## Try it:
Repeat every record word for word and omit the images.

(Dataset rows for apps and sites)
=== Begin Enclosure ===
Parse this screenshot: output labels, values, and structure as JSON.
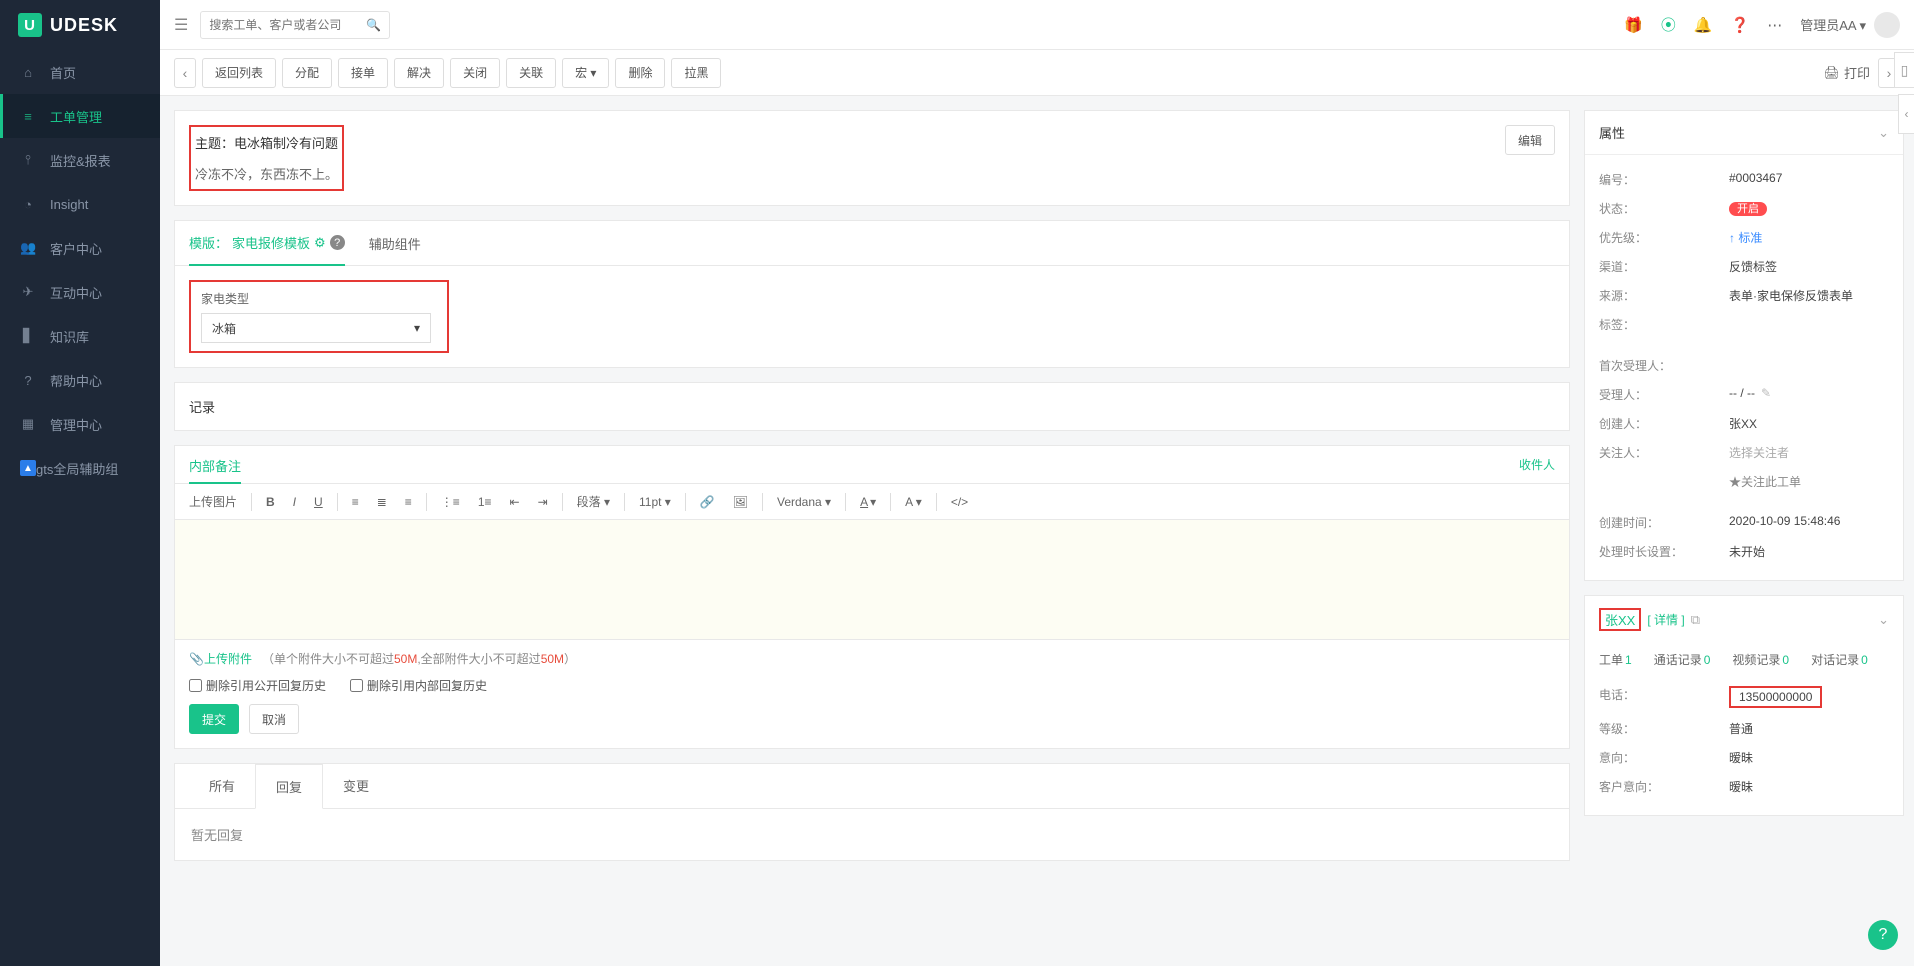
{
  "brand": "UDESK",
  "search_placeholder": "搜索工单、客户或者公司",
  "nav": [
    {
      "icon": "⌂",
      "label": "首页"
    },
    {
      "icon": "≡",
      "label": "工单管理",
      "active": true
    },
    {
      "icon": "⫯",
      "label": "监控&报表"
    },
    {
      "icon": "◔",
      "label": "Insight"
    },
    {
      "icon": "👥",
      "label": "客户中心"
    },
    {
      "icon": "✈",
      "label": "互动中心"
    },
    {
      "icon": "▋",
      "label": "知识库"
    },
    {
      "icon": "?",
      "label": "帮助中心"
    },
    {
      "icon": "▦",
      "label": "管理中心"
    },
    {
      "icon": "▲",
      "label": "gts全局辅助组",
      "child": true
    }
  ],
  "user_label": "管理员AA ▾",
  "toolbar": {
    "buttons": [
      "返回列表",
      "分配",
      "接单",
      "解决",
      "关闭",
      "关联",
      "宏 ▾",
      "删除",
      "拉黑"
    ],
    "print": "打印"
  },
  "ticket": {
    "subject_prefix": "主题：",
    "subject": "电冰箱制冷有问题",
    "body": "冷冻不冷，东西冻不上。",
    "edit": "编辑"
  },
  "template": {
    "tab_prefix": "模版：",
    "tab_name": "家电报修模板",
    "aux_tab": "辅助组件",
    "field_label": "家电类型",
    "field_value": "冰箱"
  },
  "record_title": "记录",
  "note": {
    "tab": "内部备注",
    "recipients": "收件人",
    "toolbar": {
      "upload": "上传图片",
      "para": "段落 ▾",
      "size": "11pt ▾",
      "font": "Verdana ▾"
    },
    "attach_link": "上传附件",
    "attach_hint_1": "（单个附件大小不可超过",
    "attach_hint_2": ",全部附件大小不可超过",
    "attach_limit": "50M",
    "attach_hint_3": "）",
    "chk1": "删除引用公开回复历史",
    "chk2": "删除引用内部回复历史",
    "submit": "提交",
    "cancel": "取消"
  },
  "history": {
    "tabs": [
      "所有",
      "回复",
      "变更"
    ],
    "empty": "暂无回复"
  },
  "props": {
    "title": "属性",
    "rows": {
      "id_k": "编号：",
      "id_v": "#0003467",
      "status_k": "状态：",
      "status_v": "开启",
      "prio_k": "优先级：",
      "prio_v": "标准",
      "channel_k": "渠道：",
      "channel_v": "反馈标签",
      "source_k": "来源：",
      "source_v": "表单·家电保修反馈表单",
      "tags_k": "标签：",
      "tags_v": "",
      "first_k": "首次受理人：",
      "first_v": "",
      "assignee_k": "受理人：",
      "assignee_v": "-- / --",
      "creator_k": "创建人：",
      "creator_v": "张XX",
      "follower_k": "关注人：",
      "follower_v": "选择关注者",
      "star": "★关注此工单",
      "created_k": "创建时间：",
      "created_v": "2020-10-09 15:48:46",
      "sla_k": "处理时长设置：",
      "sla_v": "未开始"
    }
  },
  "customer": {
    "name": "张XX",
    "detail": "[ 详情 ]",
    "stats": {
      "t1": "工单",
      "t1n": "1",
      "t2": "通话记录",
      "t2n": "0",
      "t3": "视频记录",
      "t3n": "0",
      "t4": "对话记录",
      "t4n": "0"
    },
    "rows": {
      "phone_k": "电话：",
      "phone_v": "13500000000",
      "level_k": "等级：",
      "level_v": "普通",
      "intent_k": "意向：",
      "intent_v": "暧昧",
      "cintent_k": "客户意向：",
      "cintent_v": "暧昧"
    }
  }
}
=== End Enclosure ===
## Reply to the exercise:
Parse this screenshot: output labels, values, and structure as JSON.
{
  "brand": "UDESK",
  "search_placeholder": "搜索工单、客户或者公司",
  "nav": [
    {
      "icon": "⌂",
      "label": "首页"
    },
    {
      "icon": "≡",
      "label": "工单管理",
      "active": true
    },
    {
      "icon": "⫯",
      "label": "监控&报表"
    },
    {
      "icon": "◔",
      "label": "Insight"
    },
    {
      "icon": "👥",
      "label": "客户中心"
    },
    {
      "icon": "✈",
      "label": "互动中心"
    },
    {
      "icon": "▋",
      "label": "知识库"
    },
    {
      "icon": "?",
      "label": "帮助中心"
    },
    {
      "icon": "▦",
      "label": "管理中心"
    },
    {
      "icon": "▲",
      "label": "gts全局辅助组",
      "child": true
    }
  ],
  "user_label": "管理员AA ▾",
  "toolbar": {
    "buttons": [
      "返回列表",
      "分配",
      "接单",
      "解决",
      "关闭",
      "关联",
      "宏 ▾",
      "删除",
      "拉黑"
    ],
    "print": "打印"
  },
  "ticket": {
    "subject_prefix": "主题：",
    "subject": "电冰箱制冷有问题",
    "body": "冷冻不冷，东西冻不上。",
    "edit": "编辑"
  },
  "template": {
    "tab_prefix": "模版：",
    "tab_name": "家电报修模板",
    "aux_tab": "辅助组件",
    "field_label": "家电类型",
    "field_value": "冰箱"
  },
  "record_title": "记录",
  "note": {
    "tab": "内部备注",
    "recipients": "收件人",
    "toolbar": {
      "upload": "上传图片",
      "para": "段落 ▾",
      "size": "11pt ▾",
      "font": "Verdana ▾"
    },
    "attach_link": "上传附件",
    "attach_hint_1": "（单个附件大小不可超过",
    "attach_hint_2": ",全部附件大小不可超过",
    "attach_limit": "50M",
    "attach_hint_3": "）",
    "chk1": "删除引用公开回复历史",
    "chk2": "删除引用内部回复历史",
    "submit": "提交",
    "cancel": "取消"
  },
  "history": {
    "tabs": [
      "所有",
      "回复",
      "变更"
    ],
    "empty": "暂无回复"
  },
  "props": {
    "title": "属性",
    "rows": {
      "id_k": "编号：",
      "id_v": "#0003467",
      "status_k": "状态：",
      "status_v": "开启",
      "prio_k": "优先级：",
      "prio_v": "标准",
      "channel_k": "渠道：",
      "channel_v": "反馈标签",
      "source_k": "来源：",
      "source_v": "表单·家电保修反馈表单",
      "tags_k": "标签：",
      "tags_v": "",
      "first_k": "首次受理人：",
      "first_v": "",
      "assignee_k": "受理人：",
      "assignee_v": "-- / --",
      "creator_k": "创建人：",
      "creator_v": "张XX",
      "follower_k": "关注人：",
      "follower_v": "选择关注者",
      "star": "★关注此工单",
      "created_k": "创建时间：",
      "created_v": "2020-10-09 15:48:46",
      "sla_k": "处理时长设置：",
      "sla_v": "未开始"
    }
  },
  "customer": {
    "name": "张XX",
    "detail": "[ 详情 ]",
    "stats": {
      "t1": "工单",
      "t1n": "1",
      "t2": "通话记录",
      "t2n": "0",
      "t3": "视频记录",
      "t3n": "0",
      "t4": "对话记录",
      "t4n": "0"
    },
    "rows": {
      "phone_k": "电话：",
      "phone_v": "13500000000",
      "level_k": "等级：",
      "level_v": "普通",
      "intent_k": "意向：",
      "intent_v": "暧昧",
      "cintent_k": "客户意向：",
      "cintent_v": "暧昧"
    }
  }
}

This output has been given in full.